If they feel that their owner is not in charge they will try to assume that role, so their owner needs to make sure they are confident in dealing with dogs. PONs are very adaptable and happy living in different situations. These dogs have a strong desire to please. They are clever and they are also independent thinkers. These dogs like having a job to do. They are capable of great things in obedience, agility and other dog activities.
Care, Grooming, Diet & Exercise
Living Environment – The Polish Lowland Sheepdog is very adaptable in terms of living situation. They are very popular as apartment dogs in Poland. As long as they get enough exercise they can make ideal apartment dogs. They also enjoy having their own yard. With their long, shaggy coat, they do enjoy cooler weather.
Grooming – Grooming isn’t difficult but this breed does need to be brushed or combed every day to prevent matting. They have a double coat that is long, dense and shaggy. It is quite thick. They should look natural but clean. No clipping is required but you should trim around their paws to keep them from tracking mud.
Diet & Exercise – According to one source, this dog breed requires a low protein diet. You should talk to your dog’s breeder about his dietary needs. The PON needs moderate daily exercise. Long walks should meet his needs. He will also enjoy having a small yard of his own.
Health – Health wise this is considered a relatively healthy breed of dog. However, they can have problems with canine hip dysplasia and dog eye problems. You should talk to a breeder about possible dog health problems in the breed if you are interested in getting a PON.
Polish Lowland Sheepdog Trainability
The Polish Lowland Sheepdog is quite an intelligent dog and they are credited with having an excellent memory. It is said that they want to please and that dog training is easy. However, they can be willful and they will take charge if they think that the owner is a pushover.

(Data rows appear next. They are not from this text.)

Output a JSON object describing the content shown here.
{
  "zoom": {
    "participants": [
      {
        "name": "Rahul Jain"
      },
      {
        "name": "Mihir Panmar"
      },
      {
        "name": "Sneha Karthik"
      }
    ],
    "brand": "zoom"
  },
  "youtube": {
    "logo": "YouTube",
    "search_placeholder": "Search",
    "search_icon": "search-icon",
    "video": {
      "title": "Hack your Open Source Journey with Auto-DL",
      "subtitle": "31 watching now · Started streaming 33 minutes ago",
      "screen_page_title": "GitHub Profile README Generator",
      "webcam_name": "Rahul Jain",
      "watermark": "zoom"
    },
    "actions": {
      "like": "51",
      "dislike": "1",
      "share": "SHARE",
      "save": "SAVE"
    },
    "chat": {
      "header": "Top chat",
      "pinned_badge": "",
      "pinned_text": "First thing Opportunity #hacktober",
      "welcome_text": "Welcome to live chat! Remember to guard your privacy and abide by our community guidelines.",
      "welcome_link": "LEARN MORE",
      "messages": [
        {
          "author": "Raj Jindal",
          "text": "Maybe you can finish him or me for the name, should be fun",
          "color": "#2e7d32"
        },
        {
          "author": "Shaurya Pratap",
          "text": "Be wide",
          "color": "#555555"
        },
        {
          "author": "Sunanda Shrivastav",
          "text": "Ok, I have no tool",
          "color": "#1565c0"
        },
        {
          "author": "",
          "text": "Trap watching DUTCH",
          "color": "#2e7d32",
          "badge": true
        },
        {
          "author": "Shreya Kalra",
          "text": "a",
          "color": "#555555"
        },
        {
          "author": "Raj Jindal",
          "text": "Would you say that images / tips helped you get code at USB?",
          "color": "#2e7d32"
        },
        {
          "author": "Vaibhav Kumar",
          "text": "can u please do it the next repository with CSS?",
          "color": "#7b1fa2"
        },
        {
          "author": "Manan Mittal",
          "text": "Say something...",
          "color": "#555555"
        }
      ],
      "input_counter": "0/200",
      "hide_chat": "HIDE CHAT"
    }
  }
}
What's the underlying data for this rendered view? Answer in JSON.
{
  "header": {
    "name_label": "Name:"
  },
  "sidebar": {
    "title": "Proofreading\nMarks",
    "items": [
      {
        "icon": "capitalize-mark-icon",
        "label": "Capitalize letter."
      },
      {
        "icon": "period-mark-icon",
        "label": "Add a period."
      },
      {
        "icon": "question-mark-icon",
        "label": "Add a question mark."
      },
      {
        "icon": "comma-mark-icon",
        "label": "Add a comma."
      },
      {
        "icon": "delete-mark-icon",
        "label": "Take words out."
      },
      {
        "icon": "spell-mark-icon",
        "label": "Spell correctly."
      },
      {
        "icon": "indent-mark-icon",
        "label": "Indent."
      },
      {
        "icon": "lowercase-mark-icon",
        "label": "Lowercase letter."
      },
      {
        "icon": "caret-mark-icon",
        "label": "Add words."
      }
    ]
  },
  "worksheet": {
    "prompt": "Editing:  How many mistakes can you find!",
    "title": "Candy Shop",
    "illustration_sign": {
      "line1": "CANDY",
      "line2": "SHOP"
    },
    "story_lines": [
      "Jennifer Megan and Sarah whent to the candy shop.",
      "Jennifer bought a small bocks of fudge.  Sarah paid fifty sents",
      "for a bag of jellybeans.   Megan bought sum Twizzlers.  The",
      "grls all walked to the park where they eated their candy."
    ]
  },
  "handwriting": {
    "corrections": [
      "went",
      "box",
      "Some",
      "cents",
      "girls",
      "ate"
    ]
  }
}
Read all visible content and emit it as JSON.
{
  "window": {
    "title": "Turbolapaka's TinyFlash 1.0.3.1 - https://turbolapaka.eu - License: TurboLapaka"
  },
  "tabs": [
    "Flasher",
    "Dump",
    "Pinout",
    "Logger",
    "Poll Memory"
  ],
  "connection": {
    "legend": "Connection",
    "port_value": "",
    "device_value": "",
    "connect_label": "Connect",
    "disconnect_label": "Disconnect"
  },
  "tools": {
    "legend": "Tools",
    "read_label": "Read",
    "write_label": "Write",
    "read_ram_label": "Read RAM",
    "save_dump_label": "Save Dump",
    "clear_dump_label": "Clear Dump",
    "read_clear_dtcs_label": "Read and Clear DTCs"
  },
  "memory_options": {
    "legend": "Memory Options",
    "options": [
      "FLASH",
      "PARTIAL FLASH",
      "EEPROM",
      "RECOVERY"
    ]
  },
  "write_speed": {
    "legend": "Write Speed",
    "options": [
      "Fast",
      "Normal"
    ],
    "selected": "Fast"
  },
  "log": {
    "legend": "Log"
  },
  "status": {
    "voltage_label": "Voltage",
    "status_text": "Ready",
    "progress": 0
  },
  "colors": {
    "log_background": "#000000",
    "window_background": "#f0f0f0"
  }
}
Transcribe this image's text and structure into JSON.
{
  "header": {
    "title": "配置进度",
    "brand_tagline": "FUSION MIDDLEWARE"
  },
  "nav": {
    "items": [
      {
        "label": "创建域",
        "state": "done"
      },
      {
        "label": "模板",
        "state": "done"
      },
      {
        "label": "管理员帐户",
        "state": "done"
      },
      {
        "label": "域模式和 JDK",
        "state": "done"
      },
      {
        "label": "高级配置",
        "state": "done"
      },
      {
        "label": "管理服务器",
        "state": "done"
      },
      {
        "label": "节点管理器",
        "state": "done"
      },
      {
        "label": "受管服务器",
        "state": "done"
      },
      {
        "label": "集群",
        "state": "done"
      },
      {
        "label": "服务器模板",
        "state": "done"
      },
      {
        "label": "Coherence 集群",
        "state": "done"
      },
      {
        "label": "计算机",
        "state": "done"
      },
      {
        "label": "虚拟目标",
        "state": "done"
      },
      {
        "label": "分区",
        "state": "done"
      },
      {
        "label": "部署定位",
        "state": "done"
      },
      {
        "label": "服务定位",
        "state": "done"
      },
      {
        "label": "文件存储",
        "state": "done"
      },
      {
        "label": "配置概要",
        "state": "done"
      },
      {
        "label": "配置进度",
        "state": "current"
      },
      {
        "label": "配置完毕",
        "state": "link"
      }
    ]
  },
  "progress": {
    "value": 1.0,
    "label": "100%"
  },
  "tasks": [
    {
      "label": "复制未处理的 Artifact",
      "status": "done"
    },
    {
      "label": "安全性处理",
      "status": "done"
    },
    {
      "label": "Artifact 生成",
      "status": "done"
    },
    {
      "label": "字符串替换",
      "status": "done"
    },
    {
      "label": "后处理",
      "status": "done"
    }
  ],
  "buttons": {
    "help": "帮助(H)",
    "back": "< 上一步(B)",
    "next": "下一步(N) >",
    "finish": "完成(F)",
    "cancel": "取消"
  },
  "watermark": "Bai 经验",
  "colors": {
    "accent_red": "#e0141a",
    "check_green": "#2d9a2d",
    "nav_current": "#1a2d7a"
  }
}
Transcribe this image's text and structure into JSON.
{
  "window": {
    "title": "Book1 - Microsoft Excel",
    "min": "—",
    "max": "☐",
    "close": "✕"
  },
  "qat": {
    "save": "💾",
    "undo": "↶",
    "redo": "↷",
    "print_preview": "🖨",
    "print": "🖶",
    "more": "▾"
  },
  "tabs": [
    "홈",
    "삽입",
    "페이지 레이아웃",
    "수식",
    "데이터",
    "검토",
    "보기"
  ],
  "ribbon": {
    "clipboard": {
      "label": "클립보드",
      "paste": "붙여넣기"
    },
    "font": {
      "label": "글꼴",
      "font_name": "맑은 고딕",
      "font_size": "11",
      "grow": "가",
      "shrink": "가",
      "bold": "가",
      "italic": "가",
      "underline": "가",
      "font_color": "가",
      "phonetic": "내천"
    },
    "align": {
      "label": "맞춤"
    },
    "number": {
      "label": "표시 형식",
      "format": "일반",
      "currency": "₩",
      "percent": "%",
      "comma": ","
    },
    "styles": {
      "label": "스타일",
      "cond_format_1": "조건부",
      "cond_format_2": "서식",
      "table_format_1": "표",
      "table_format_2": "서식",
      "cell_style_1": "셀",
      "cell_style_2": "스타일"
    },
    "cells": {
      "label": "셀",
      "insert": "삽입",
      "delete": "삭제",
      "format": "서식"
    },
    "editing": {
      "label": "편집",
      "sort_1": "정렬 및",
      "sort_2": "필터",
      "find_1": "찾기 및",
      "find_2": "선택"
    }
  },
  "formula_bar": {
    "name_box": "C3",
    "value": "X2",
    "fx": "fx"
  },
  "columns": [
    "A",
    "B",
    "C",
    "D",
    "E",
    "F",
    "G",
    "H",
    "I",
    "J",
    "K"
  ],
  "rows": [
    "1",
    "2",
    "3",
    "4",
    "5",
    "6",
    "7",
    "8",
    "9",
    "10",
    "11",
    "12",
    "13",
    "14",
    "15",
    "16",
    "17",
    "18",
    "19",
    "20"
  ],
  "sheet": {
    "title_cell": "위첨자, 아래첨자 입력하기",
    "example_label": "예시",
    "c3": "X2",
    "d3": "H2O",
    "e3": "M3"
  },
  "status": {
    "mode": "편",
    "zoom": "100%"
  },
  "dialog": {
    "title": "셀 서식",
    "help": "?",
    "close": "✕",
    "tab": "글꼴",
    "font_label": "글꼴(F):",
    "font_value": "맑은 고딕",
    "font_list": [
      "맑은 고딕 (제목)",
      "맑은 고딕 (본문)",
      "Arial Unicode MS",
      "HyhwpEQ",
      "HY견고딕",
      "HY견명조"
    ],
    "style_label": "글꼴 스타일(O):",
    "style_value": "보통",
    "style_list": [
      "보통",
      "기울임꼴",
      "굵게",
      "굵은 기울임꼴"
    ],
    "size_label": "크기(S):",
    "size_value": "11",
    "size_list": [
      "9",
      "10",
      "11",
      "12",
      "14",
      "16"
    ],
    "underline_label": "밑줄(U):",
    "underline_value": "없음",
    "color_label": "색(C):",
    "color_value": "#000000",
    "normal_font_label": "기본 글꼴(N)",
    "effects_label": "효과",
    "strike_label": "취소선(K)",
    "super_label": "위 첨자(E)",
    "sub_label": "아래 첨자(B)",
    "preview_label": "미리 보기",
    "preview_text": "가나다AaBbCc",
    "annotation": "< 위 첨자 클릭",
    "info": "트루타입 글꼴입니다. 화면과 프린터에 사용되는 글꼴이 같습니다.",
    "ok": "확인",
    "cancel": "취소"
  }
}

It’s best if these dogs are thoroughly socialized and trained from a young age. They have strong herding instincts and may try to herd people or nip heels, so the sooner the puppy learns that these are not acceptable behaviors, the better. Use positive dog training methods (praise, reward) and you should have no trouble training you PON.